Physics Van 3-site Navigational Menu

Physics Van Navigational Menu

Q & A: heating: does rate matter?

Learn more physics!

Most recent answer: 10/22/2007
Q:
Does the rate at which you heat a substance matter? Such as heating an element to its evaportation point or boiling point in a few seconds.
- Anonymous
TSU
A:
Genearlly speaking, heating rates do affect what happens. For example, if you heat a glass very quickly, thermal stresses between different parts of it may cause it to crack. If you heat water quickly to above its boiling point, it may become significantly superheated (staying liquid even above the boiling point) so that when it does start to boil it can boil explosively. The general point is that it takes a while for things to reach internal thermal equilibrium, so if they are heated too fast the can fall out of equilibrium, so different things happen than would happen in equilibrium.

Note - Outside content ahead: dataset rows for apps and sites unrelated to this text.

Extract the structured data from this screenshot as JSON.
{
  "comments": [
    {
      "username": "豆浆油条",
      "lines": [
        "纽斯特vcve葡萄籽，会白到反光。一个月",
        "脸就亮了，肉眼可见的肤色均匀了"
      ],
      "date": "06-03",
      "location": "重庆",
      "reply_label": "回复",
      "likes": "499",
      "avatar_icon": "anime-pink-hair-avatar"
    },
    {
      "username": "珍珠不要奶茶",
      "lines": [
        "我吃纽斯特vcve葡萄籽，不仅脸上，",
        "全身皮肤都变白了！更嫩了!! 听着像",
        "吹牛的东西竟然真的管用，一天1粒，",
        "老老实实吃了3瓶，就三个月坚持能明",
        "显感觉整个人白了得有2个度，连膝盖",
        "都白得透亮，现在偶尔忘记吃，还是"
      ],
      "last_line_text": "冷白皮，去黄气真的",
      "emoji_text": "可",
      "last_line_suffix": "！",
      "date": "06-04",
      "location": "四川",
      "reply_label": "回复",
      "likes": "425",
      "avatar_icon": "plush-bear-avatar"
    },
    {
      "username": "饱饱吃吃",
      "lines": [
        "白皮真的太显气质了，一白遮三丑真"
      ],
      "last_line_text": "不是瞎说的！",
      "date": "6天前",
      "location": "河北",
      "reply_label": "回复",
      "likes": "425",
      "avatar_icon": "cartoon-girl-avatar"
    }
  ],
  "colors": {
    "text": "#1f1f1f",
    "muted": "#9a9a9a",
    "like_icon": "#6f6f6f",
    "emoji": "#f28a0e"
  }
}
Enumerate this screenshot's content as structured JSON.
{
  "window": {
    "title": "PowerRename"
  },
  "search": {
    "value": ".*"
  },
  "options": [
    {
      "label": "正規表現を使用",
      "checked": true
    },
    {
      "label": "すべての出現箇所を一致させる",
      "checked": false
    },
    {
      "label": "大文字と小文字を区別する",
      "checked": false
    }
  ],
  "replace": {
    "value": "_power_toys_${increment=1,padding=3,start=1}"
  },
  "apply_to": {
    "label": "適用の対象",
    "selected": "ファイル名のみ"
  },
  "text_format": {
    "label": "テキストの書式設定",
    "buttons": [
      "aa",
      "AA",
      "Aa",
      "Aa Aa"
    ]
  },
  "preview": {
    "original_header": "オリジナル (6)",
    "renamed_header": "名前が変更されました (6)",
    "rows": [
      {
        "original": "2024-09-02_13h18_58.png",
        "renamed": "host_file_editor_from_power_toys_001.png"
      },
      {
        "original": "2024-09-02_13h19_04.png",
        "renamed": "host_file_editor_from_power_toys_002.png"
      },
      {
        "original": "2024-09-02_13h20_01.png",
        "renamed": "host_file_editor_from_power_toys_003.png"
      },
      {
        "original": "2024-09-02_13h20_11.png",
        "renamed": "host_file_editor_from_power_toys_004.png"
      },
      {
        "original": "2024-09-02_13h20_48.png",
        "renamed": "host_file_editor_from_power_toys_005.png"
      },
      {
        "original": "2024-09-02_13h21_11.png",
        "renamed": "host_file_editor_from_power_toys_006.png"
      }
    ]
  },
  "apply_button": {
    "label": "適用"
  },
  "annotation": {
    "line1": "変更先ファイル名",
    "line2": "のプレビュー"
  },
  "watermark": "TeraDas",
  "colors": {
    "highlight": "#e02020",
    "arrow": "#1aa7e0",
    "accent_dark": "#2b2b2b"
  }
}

Mike W.

(published on 10/22/2007)

Follow-up on this answer.